The Communist-backed trade union, the CGT has vowed to keep up the protest even if there are rifts among the different unions over what action to take.
One union, the CFDT, is already taking a more conciliatory approach.
It’s leader, Bernard Thibault, said the key date is the 1 July, when the measures are due to come into effect.
The most significant is an initial increase in the legal age of retirement from 60 to 62, which the government believes will go as high as 67.
According to the interior ministry, around 142,000 people had marched in 132 separate rallies around the country by noon Saturday.
This is a sharp decrease from the 198,000 which had done so on the last big day of protest on 28 October.
Astrid Grant, an actress with the Théâtre du Soleil, was at the demonstration. She told RFI there has been no drop in the strength of the movement.
“Certainly the energy amongst the people hasn’t changed at all even though we’ve been in a two-week school holiday period," Grant said.
"There are a lot of students here and everyone is just as resilient and resistant to the stubbornness of the government as they have been before.
“Ultimately this is a fight for social justice that transcends any boundary and any nationality. There’s a sense of solidarity for human justice and that’s why I am here.”
Union leaders still say the protests have the potential to force Sarkozy to agree amendments to the law before in comes into effect.
Sarkozy's ministers have said they are ready to talk about some measures to soften the blow of longer years of pension payments for some workers, but the president insists raising the minimum pension age is "essential".
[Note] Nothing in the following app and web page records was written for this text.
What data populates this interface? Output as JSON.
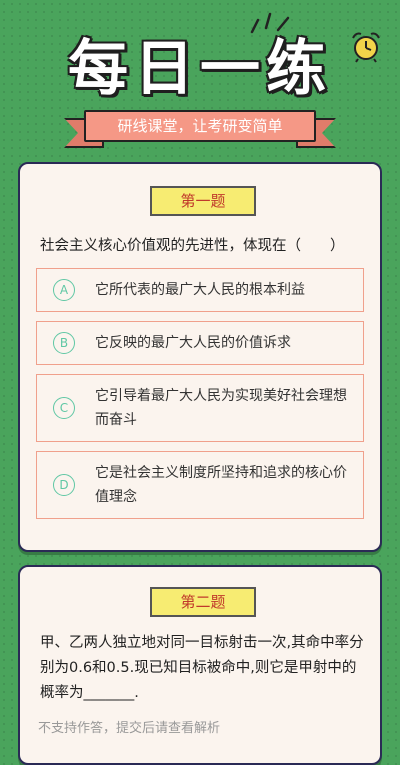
{
  "header": {
    "title": "每日一练",
    "subtitle": "研线课堂，让考研变简单"
  },
  "questions": [
    {
      "badge": "第一题",
      "text": "社会主义核心价值观的先进性，体现在（　　）",
      "options": [
        {
          "letter": "A",
          "text": "它所代表的最广大人民的根本利益"
        },
        {
          "letter": "B",
          "text": "它反映的最广大人民的价值诉求"
        },
        {
          "letter": "C",
          "text": "它引导着最广大人民为实现美好社会理想而奋斗"
        },
        {
          "letter": "D",
          "text": "它是社会主义制度所坚持和追求的核心价值理念"
        }
      ]
    },
    {
      "badge": "第二题",
      "text": "甲、乙两人独立地对同一目标射击一次,其命中率分别为0.6和0.5.现已知目标被命中,则它是甲射中的概率为_______.",
      "note": "不支持作答，提交后请查看解析"
    }
  ],
  "colors": {
    "background": "#4aa45c",
    "card": "#fbf4ee",
    "ribbon": "#f59886",
    "badge": "#f7ec72",
    "badge_text": "#c0392b",
    "option_border": "#f0a08c",
    "option_letter": "#5fc7a4"
  },
  "icons": [
    "sparkle-icon",
    "alarm-clock-icon"
  ]
}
Unions leader have said there will be a new day of mobilisation between November 22 and 26, but they have yet to decide what form it will take.